■ About this task
Only a number is wanted here: the count of lines in the data below where the string "JSON" occurs.

Excerpts from an interface dataset:
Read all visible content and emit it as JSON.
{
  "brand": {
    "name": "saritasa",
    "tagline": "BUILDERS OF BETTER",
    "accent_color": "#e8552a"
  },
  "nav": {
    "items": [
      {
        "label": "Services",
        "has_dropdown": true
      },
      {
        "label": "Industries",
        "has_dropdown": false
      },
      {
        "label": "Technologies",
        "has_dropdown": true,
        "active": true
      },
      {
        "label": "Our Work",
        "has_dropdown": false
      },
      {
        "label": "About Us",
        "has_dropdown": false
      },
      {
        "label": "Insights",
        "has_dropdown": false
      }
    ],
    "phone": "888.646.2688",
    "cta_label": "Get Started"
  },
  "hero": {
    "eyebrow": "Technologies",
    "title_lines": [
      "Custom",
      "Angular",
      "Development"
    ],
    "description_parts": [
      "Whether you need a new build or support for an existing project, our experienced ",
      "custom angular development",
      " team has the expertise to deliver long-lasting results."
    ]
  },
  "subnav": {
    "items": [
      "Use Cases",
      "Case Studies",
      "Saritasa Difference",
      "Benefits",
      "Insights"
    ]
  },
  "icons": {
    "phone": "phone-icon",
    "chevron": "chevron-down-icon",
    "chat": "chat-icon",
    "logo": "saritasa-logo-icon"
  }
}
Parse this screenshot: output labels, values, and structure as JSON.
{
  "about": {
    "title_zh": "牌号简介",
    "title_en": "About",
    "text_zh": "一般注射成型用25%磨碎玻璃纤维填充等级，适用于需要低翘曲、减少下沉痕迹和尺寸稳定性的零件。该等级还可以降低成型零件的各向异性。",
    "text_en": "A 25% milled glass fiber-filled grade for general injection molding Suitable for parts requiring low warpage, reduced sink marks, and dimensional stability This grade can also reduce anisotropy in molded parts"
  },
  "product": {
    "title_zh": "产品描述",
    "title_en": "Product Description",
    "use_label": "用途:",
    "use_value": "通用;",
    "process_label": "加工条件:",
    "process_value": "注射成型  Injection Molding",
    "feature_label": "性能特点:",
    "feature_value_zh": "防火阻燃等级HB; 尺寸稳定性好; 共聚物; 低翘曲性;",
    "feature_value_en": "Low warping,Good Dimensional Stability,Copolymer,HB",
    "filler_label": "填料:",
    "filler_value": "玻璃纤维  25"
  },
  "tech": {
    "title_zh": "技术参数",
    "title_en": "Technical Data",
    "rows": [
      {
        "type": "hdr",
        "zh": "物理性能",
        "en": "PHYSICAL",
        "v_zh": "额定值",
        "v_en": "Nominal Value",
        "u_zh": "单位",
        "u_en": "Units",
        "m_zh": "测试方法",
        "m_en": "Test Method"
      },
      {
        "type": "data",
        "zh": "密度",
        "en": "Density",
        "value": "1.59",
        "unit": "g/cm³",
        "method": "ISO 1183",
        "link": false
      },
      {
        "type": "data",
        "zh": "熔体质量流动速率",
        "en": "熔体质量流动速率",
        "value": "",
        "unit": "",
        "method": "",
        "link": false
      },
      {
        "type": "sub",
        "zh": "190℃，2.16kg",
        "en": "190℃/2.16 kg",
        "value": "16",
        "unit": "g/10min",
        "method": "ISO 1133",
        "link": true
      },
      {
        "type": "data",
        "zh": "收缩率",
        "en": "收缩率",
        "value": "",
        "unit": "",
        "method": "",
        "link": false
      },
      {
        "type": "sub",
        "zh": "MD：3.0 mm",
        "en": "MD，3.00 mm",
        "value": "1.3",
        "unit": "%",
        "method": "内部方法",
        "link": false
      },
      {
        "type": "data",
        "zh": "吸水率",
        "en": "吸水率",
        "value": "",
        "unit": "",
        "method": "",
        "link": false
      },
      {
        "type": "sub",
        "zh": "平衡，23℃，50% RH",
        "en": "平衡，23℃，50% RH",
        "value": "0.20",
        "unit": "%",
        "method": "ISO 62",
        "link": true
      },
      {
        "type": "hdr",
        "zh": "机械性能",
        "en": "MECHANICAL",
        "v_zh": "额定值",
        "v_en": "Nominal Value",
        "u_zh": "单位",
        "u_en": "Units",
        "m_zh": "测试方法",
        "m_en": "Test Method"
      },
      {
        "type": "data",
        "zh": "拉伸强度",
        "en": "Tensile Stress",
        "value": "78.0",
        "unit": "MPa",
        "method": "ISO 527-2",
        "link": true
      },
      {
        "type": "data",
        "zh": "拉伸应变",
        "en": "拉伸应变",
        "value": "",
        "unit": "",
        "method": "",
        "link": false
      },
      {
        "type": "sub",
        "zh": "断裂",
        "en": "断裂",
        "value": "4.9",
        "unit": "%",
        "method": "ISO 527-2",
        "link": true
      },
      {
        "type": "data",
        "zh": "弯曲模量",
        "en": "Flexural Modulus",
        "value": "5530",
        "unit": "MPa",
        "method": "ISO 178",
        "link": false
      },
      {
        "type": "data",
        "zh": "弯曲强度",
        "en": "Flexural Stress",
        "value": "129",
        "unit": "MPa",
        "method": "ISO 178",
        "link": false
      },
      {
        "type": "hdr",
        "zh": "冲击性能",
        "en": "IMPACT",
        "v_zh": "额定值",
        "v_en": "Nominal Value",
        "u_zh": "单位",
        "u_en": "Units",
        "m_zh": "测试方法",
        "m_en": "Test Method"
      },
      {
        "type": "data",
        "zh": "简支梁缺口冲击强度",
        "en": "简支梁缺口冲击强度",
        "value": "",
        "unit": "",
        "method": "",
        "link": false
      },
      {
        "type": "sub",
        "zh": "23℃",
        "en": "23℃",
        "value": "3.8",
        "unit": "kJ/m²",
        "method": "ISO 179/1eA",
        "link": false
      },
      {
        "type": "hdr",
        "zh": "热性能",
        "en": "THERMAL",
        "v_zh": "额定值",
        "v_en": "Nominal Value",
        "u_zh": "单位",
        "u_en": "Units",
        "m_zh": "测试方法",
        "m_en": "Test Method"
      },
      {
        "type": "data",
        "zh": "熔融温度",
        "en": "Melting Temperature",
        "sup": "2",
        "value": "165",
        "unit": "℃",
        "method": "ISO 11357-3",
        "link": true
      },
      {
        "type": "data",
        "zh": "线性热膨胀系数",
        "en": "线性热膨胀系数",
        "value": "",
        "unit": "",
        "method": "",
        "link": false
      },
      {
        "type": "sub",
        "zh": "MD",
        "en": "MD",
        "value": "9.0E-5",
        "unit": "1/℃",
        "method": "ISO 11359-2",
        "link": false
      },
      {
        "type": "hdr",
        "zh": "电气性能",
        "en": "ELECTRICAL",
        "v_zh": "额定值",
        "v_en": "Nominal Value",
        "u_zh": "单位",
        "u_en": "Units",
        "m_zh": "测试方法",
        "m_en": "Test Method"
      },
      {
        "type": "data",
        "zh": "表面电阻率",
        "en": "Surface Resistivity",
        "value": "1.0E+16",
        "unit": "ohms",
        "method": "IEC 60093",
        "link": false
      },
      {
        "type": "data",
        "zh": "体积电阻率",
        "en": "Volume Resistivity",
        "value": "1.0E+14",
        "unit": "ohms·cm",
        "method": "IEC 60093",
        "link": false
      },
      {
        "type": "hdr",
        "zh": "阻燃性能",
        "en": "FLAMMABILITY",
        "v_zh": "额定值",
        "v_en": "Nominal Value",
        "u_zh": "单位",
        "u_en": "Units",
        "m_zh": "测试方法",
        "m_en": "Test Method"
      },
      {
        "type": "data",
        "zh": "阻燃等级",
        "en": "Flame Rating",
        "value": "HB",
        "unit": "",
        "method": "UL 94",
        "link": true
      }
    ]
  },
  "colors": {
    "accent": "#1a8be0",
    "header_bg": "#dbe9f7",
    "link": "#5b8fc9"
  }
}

■ Solution for this problem
2